What is caregiver discrimination?
Many people have never heard of caregiver discrimination — even if they’ve dealt with it in person.
Caregiver, or “family responsibility,” discrimination occurs whenever an assumption is made (either correctly or incorrectly) that an employee’s responsibilities at home take precedence over his or her work and he or she is negatively treated as a result.
Can this type of discrimination be based on sexuality or gender?
Quite often, yes. It isn’t uncommon for this type of discrimination to be aimed at women because women are often automatically perceived as caregivers for their families.
Unfortunately, that can set a female employee up for comments that are purposefully lewd or sexual in nature — especially if she marries and “disappoints” her boss by doing so. For example, there may be inappropriate comments made about the female employee’s sex life with her new husband or wife.
However, men can also fall victim to lewd or sexual comments — especially if the man in question works in a particularly “macho” position where being overly involved with your children or sensitive to the needs of your elderly mother is seen as unmanly or feminine.
For example, it might be acceptable for a female employee to live with her elderly mother and take leave to take her mother to a doctor — while a male employee could be mocked for being a “Mama’s boy” and asked if there isn’t someone else who could handle the task when he puts in his leave slip.
What types of things indicate caregiver discrimination?
Caregiver discrimination can take many forms:
For example, a female employee might be told directly that having three kids makes her unlikely to get a promotion because of the travel time involved in the job — while a male employee with three kids is still considered for the spot because it’s assumed his wife will handle the kids.
A married man with young kids might rush home at night so that he can spend time with his children before they have to go to bed. He doesn’t stay to work the (unpaid) overtime some of co-workers do. When it comes time for promotion, he’s told he’s not “dedicated” enough and someone with fewer qualifications (and no kids) gets the spot.
If you suspect you’re the victim of caregiver discrimination with or without a sexual component to it, talk to an attorney today.

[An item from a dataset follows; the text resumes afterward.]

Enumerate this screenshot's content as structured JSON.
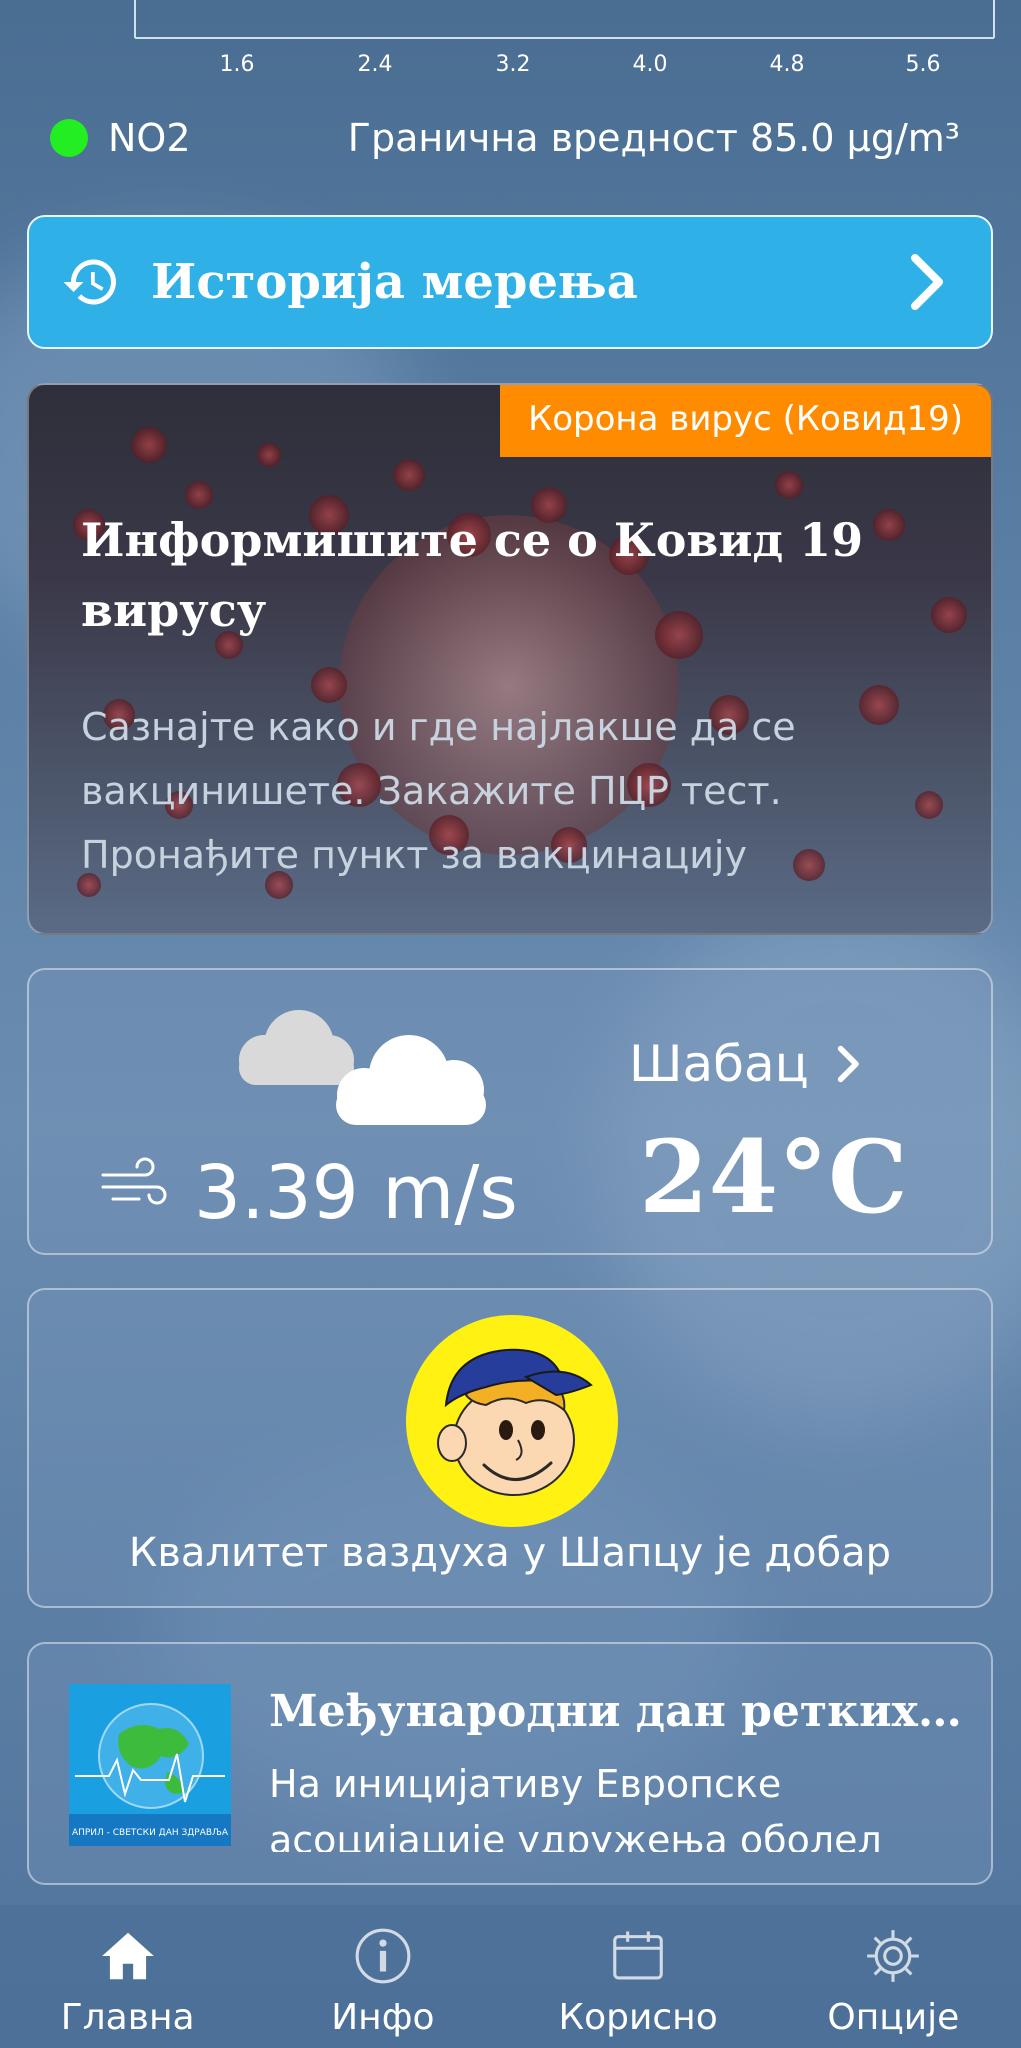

Source: www.eeoc.gov, “Enforcement Guidance: Unlawful Disparate Treatment of Workers With Caregiving Responsibilities,” accessed Oct. 27, 2017